"This may be the first time a physical signature for a personality disorder has been identified," said Dr. P. Read Montague, professor of neuroscience at Baylor College of Medicine and director of the BCM Brown Foundation Human Neuroimaging Laboratory.
The finding sprigs from a study during which 55 people with borderline personality disorder played a "trust" game with 55 normal people of the same age and social and educational status.
In the game, one player called an investor sends 20 dollars to the other, called a trustee. The investment is tripled, and the trustee splits the profits with the investor.
The trustee decides how much to send back, thus determining whether the investor recoups a profit or not. Profit requires cooperation between trustee and investor.
While the people played the game, their brains were scanned with the help of functional MRI devices and software called hyperscanning.
The scans a revealed a brain malfunction associated with the disorder, a serious but common mental illness that affects a person's perceptions of the world and other people.
During the study, activity in an area of the brain called the anterior insula, known to respond when "norms" are violated, showed up on the scans.
In the normal people, the anterior insula showed activity that responded in direct proportion to the amount of money sent and the money received.
However, in people with borderline personality disorder, that part of the brain responded only to sending the money - not to the money received
King-Casas says that the scan provides fresh insights into the neurobiology of borderline personality disorder, which may someday be used as a diagnostic tool or even a way to determine the effectiveness of a treatment.
"It's new and different because it's not a lesion (or injury to the brain) but it is a difference in perceiving information that comes from an interaction." That is the area where people with borderline personality disorder have the most problem," said Dr. Stuart Yudofsky, chair of the Menninger Department of Psychiatry and Behavioral Sciences at BCM.

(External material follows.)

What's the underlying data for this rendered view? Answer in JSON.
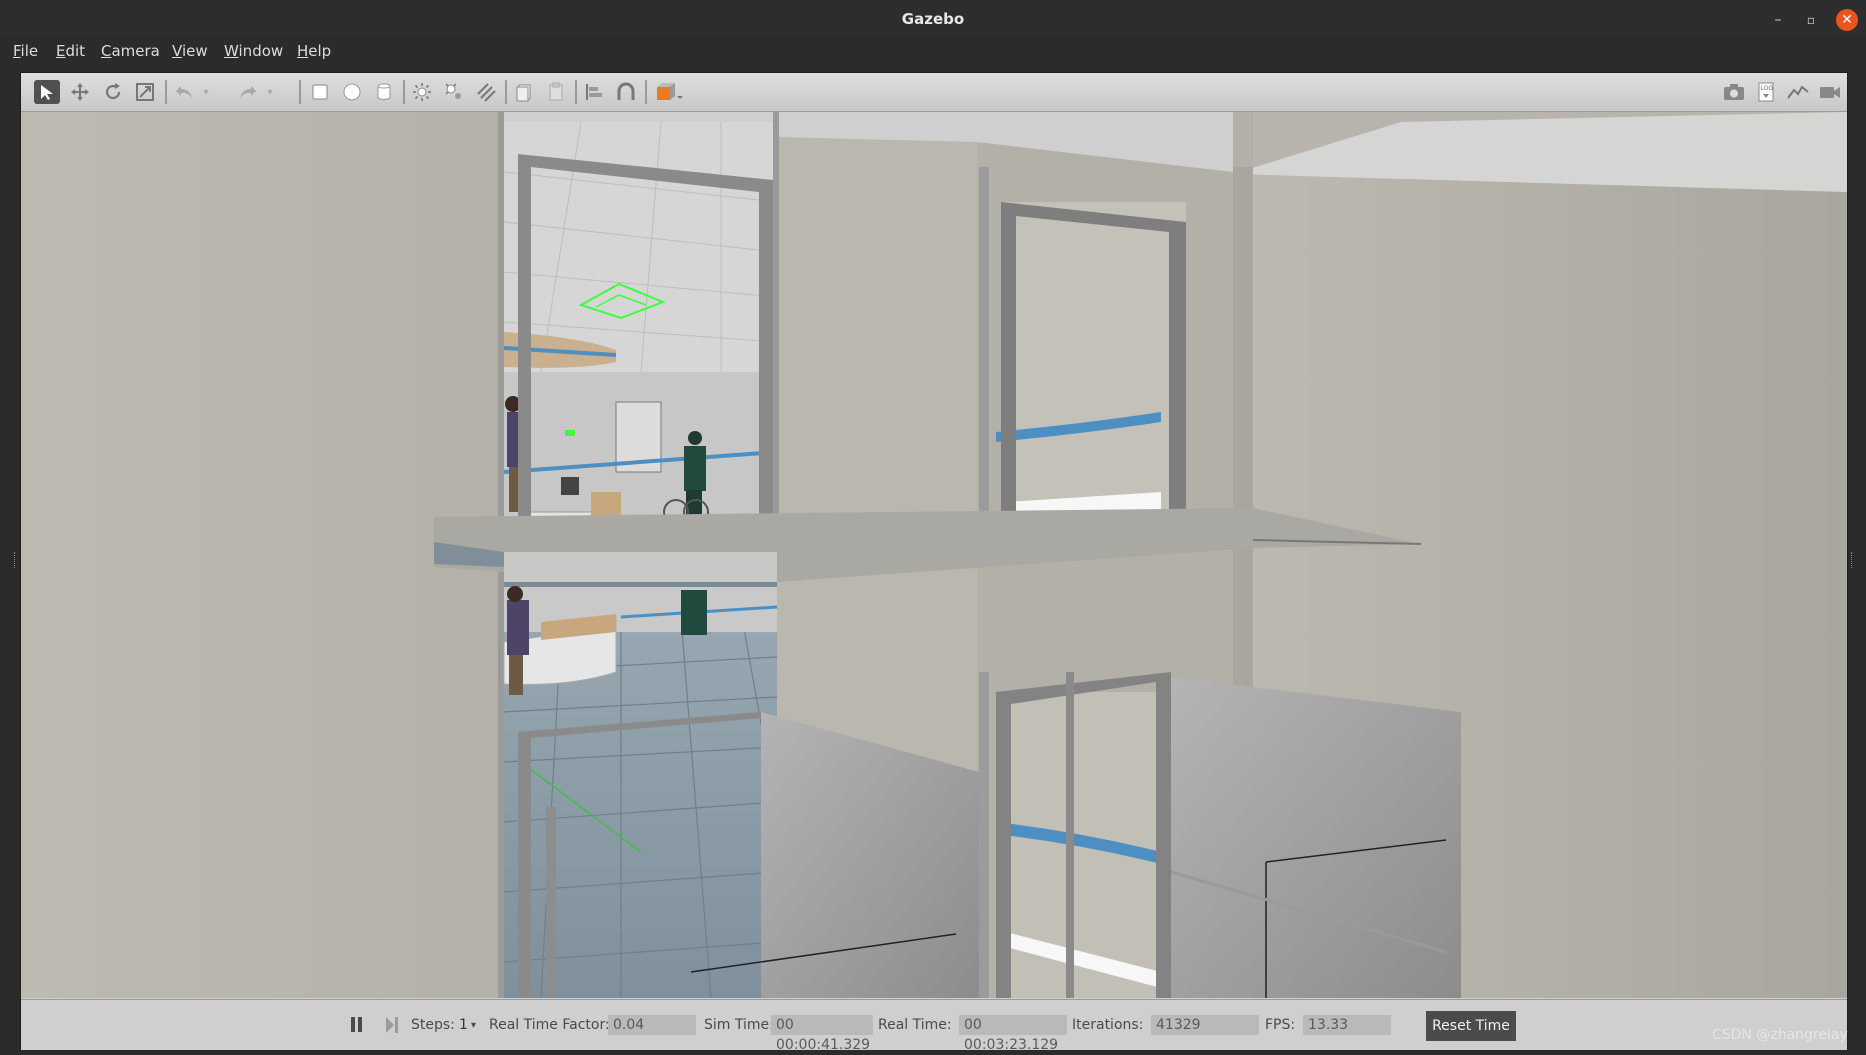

A research article on this study appears in the current issue of the journal Science.